Entries from a dataset of interfaces:
··········

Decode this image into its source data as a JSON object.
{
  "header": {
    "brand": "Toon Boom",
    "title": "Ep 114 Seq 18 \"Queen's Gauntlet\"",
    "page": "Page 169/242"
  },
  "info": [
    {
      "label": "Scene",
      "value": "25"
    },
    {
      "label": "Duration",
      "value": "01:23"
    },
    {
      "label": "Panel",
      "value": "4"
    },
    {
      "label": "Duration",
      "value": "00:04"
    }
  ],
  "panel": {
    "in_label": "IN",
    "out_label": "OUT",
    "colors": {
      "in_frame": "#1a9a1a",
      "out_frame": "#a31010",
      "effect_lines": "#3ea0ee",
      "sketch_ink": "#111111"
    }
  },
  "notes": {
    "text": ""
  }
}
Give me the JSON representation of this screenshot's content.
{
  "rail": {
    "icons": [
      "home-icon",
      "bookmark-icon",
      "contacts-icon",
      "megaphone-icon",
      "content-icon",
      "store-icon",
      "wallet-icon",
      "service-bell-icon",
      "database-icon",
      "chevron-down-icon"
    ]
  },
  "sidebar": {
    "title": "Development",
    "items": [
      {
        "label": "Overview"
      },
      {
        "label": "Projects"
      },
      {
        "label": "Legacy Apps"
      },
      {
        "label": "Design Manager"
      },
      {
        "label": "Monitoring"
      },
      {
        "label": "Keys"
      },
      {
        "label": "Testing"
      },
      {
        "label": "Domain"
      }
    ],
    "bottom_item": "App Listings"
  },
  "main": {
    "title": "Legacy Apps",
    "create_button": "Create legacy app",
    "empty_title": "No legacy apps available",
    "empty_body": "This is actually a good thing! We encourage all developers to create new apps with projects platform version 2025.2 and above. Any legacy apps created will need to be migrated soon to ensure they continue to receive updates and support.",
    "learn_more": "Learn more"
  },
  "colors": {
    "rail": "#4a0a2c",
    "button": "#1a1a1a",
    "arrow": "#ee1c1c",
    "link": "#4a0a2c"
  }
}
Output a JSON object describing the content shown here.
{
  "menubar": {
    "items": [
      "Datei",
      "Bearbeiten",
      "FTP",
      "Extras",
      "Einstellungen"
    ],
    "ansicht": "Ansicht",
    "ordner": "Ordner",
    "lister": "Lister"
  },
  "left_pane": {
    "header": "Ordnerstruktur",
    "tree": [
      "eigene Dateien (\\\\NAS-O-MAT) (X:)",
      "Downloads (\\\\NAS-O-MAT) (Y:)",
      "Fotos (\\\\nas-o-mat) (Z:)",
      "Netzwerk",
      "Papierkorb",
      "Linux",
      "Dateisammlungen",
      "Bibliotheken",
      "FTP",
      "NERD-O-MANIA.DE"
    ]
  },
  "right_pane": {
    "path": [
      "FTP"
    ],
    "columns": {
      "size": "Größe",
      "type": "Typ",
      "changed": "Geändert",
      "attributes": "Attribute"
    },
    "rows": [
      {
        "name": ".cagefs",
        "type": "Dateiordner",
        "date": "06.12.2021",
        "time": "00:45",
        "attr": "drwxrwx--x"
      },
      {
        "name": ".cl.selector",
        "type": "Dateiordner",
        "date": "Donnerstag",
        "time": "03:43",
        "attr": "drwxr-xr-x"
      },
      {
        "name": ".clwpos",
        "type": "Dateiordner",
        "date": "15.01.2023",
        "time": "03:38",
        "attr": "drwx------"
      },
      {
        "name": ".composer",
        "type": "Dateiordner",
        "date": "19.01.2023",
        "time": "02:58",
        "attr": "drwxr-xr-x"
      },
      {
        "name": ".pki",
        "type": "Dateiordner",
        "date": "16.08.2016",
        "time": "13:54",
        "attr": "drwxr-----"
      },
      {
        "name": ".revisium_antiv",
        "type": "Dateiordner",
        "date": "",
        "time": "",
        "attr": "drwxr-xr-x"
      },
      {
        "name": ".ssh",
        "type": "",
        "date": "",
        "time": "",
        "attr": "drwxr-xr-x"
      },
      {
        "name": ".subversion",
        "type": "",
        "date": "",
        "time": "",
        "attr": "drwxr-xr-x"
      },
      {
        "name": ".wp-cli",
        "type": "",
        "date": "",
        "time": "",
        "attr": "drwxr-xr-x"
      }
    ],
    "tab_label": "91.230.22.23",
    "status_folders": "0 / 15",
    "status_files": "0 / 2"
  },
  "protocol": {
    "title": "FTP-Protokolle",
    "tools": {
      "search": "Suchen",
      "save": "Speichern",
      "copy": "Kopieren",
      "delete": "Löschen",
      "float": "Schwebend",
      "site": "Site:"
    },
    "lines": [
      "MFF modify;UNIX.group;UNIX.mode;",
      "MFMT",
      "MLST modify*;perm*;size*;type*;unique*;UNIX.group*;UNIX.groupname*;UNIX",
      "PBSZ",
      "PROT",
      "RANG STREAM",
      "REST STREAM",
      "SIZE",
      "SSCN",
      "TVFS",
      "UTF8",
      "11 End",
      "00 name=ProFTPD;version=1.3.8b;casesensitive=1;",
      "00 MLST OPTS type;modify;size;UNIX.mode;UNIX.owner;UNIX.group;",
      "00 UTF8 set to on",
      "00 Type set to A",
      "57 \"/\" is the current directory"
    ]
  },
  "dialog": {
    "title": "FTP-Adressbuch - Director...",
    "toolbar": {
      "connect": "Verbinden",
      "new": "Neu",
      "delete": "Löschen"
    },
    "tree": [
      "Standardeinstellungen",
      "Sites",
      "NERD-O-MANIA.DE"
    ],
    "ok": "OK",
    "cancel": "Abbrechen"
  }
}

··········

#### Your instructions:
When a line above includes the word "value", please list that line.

#### Answer to this task:
      "value": "25"
      "value": "01:23"
      "value": "4"
      "value": "00:04"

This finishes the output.